in moving the catheter during both mapping and ablation. Successful isolation of all
4 PV was obtained (Figure 3G–J).
Heart rhythm evaluation
After achieving PV isolation, external cardioversion at 200 joules terminated the
AF into a junctional bradycardia at 45 bpm. Atrial burst pacing showed an atrioventricular
node Wenckebach cycle length <350 ms. H-V interval was normal. Entrance and exit block
were demonstrated in all 4 PV. Rapid atrial burst pacing failed to induce any arrhythmia.
The patient remained in junctional rhythm after 45 minutes post ablation. A temporary
screw-in lead was placed in the RV through the right IJ for temporary pacing.
After a 24-hour period of observation, the patient remained in a low atrial rhythm
at 70 bpm alternating with some episodes of junctional bradycardia at 45 bpm. A permanent
dual-chamber pacemaker (Azure XT DR; Medtronic, Minneapolis, MN) was successfully
implanted through the left axillary vein 24 hours after the AF ablation. The pacemaker
settings were programmed in DDD mode at 50–130 bpm with the “Managed Ventricular Pacing”
feature, a paced A-V delay of 180 ms, and a sensed A-V delay of 150 ms.
After 6 months of follow-up the patient has been completely asymptomatic. The pacemaker
check showed no episodes of AF, 2.5% of atrial pacing, and no ventricular pacing needs.
Oral anticoagulation was stopped 3 months after the procedure.
Safety and adverse events
No complications occurred either at the access sites or secondary to the transseptal
access. The total radiation time for the AF ablation procedure was 33 minutes and

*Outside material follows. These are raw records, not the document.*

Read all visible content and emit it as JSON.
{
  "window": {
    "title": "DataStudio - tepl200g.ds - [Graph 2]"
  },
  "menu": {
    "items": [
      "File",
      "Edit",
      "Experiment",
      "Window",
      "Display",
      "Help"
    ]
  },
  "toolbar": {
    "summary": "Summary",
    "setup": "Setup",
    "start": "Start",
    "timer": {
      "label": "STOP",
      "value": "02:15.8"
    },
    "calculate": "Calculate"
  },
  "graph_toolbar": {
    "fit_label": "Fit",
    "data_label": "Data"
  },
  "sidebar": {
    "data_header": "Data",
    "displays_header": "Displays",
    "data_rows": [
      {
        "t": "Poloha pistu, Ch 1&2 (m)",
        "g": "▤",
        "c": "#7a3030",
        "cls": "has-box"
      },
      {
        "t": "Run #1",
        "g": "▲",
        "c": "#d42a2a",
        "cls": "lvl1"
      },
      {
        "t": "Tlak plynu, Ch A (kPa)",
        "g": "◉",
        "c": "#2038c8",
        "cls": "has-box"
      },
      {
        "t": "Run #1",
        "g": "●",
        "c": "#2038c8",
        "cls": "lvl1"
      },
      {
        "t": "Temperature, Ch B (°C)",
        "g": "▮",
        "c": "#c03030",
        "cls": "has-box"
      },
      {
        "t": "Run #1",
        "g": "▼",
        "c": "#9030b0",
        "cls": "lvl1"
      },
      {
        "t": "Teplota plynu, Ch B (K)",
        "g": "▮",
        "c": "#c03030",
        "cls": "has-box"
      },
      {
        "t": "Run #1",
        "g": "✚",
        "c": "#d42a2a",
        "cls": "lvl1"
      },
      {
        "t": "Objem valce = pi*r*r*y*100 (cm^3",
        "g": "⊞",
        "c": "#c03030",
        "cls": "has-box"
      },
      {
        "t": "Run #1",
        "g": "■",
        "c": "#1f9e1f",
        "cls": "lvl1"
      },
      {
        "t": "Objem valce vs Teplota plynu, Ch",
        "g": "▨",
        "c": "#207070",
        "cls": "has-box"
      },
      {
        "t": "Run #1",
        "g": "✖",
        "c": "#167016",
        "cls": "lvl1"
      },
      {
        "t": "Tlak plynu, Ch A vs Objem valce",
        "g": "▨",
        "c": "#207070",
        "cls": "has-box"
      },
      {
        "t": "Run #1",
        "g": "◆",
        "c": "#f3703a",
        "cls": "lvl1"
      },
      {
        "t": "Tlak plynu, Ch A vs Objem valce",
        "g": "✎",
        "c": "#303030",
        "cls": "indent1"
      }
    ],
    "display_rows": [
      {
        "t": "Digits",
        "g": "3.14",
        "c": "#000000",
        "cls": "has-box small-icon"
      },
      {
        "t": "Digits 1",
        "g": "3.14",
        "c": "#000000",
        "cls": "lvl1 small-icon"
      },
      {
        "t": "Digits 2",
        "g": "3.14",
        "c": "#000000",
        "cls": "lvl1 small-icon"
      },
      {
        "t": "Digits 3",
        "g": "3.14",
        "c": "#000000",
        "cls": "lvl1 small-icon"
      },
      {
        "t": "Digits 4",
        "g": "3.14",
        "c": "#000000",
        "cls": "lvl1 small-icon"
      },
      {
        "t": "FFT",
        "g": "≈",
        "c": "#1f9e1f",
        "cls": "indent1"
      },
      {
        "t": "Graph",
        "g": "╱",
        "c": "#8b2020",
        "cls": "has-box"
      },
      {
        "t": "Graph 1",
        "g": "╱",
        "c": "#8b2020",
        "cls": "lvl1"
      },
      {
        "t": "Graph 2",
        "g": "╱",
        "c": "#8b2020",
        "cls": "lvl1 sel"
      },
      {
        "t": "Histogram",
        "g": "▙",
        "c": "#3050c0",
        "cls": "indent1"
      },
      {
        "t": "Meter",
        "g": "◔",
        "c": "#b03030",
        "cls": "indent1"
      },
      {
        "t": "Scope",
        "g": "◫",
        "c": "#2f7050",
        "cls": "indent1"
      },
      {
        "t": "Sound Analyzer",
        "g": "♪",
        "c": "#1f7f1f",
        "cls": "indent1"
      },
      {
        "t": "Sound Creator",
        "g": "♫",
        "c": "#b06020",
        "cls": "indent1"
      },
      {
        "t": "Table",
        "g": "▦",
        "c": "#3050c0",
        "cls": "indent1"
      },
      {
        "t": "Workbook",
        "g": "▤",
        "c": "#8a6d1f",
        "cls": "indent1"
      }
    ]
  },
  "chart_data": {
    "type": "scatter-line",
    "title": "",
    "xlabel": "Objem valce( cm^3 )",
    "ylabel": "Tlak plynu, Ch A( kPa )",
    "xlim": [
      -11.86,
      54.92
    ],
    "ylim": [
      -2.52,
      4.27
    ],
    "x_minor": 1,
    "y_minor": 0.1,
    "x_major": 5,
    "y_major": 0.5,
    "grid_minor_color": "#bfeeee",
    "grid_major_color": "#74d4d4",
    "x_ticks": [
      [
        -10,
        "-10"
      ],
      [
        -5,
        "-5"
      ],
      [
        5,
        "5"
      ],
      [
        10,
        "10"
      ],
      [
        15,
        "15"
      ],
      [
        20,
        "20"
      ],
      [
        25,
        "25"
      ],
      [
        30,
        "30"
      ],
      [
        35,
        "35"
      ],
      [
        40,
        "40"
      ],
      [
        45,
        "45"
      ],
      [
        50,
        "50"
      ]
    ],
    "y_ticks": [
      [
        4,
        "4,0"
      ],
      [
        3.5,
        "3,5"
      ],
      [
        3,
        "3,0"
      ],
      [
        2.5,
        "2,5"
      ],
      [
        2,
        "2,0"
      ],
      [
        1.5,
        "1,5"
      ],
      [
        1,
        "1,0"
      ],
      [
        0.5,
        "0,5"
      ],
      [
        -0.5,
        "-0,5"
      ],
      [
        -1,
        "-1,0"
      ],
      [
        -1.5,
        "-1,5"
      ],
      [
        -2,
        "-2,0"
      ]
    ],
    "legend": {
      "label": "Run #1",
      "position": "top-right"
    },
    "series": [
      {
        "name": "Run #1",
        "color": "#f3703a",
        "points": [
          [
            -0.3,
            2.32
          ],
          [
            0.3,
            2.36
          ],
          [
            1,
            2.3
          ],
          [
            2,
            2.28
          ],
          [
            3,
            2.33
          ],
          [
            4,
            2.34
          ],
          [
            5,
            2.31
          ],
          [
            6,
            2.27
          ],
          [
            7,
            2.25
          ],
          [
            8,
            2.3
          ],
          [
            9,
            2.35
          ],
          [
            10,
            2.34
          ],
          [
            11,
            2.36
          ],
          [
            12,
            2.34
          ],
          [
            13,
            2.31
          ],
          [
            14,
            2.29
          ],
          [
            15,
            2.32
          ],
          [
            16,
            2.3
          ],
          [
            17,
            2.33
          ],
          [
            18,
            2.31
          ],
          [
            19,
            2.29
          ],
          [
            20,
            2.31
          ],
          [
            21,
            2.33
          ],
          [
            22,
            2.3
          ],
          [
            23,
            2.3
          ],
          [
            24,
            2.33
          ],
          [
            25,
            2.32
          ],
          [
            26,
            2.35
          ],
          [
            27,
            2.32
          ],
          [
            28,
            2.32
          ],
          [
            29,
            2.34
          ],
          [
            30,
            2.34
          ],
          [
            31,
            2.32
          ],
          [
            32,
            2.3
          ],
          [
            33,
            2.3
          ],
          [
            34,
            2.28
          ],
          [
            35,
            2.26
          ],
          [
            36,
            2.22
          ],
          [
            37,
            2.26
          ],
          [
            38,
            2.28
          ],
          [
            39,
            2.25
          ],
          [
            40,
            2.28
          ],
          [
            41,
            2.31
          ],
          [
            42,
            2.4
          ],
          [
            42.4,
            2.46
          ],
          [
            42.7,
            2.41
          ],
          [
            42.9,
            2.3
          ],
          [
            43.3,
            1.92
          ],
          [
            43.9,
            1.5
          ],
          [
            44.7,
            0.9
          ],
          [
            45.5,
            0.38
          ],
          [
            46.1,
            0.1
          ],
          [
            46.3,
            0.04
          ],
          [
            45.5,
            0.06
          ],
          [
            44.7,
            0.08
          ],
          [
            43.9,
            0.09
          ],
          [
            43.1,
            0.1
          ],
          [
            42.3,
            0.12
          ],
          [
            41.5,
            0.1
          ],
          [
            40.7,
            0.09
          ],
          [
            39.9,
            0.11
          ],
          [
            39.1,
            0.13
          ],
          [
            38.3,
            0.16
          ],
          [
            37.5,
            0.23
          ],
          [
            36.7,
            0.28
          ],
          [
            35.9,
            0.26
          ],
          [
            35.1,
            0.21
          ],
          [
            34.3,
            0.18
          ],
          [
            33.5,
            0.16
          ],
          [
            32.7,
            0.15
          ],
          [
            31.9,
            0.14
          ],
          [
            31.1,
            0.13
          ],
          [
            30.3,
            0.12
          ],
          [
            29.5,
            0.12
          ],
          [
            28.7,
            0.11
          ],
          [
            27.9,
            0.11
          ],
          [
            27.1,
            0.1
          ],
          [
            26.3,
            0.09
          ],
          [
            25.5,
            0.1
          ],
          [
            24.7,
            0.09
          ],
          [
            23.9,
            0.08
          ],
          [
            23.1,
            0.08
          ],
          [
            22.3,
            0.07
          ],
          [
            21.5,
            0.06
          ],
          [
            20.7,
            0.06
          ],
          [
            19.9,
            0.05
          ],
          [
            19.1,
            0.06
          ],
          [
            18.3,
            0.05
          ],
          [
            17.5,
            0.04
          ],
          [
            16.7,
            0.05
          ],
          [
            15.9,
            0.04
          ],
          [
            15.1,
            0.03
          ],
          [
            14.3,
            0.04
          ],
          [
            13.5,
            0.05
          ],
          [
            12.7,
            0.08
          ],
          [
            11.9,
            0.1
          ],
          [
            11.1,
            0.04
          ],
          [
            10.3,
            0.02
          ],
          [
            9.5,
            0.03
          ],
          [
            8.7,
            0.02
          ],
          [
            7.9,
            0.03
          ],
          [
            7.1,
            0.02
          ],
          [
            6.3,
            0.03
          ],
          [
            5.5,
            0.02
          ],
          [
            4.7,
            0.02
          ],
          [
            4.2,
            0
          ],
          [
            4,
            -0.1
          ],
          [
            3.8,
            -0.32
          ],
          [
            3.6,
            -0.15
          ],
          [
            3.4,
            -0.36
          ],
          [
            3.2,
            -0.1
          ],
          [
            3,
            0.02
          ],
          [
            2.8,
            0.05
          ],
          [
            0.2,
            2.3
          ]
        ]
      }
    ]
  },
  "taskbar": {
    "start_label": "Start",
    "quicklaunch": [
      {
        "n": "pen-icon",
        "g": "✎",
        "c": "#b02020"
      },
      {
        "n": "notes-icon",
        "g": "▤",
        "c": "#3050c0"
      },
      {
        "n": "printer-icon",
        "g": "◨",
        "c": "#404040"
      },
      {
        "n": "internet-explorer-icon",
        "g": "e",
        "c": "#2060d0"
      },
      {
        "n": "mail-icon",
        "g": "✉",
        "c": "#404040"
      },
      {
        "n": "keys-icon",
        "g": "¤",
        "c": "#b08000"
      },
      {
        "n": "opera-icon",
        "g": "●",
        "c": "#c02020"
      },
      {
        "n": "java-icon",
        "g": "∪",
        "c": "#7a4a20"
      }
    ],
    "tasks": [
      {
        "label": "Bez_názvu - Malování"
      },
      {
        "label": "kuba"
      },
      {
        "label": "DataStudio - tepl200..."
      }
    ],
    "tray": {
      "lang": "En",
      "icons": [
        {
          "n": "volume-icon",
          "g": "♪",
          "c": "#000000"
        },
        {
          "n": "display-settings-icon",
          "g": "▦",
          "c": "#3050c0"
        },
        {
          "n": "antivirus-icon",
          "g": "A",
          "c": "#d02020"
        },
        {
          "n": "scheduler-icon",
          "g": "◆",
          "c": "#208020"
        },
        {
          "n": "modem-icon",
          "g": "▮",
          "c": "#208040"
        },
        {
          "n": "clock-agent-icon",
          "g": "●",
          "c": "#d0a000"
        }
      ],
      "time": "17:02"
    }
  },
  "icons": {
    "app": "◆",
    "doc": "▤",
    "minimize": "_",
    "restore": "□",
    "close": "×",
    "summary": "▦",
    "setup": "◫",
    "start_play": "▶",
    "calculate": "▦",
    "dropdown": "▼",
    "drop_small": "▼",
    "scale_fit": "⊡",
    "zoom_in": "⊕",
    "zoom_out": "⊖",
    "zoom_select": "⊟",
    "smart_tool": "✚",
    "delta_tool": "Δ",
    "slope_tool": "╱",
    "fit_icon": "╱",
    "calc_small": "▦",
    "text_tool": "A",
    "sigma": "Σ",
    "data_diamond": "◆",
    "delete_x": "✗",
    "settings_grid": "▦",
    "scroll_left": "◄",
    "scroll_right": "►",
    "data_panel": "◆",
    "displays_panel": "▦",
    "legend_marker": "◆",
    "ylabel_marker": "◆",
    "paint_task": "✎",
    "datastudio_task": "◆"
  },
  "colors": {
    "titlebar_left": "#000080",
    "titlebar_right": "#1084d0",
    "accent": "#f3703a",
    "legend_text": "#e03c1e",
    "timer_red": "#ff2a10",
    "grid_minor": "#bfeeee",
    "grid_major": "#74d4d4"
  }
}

the radiation dose was 4476 μGy·m2.
We herein described a patient with LAI and SND presenting with symptomatic and persistent
AF. The incidence of AF in these patients has been reported to be around 10%. Moreover,
the rising prevalence of SND with age in these patients increases the risk of developing
AF. On the other hand, bradyarrhythmias are frequent and highly complex in LAI patients;
therefore the use of antiarrhythmic treatment alone is limited and catheter ablation
should be considered. However, the interruption of the IVC is highly frequent in LAI;
consequently, a standard transseptal approach via the femoral vein is not possible
in these patients.
The Supplementary Material section provides a discussion about transseptal access
from the right IJ, PV isolation with radiofrequency ablation and RMN, and SND management.
In summary, to the best of our knowledge, this is the first case report of the following:
(1) successful transseptal access via right IJ vein with a steerable sheath and a
radiofrequency needle in a patient with the combination of LAI, interrupted IVC, and
SND; and (2) successful PV isolation via right IJ vein using radiofrequency ablation
with RMN and no recurrence of AF after 6 months of follow-up.
Key Teaching Points
In patients with left atrial isomerism and interrupted inferior vena cava, successful
transseptal access can be obtained with a steerable sheath and a radiofrequency needle
through the right internal jugular vein.
Robotic magnetic navigation offers advantages for catheter manipulation for both mapping
and ablation within the left atrium in patients with interrupted vena cava with an
internal jugular vein approach.
When planning the procedural approach of pulmonary vein isolation, it is important
to consider that sinus node dysfunction is frequent in patients with left atrial isomerism.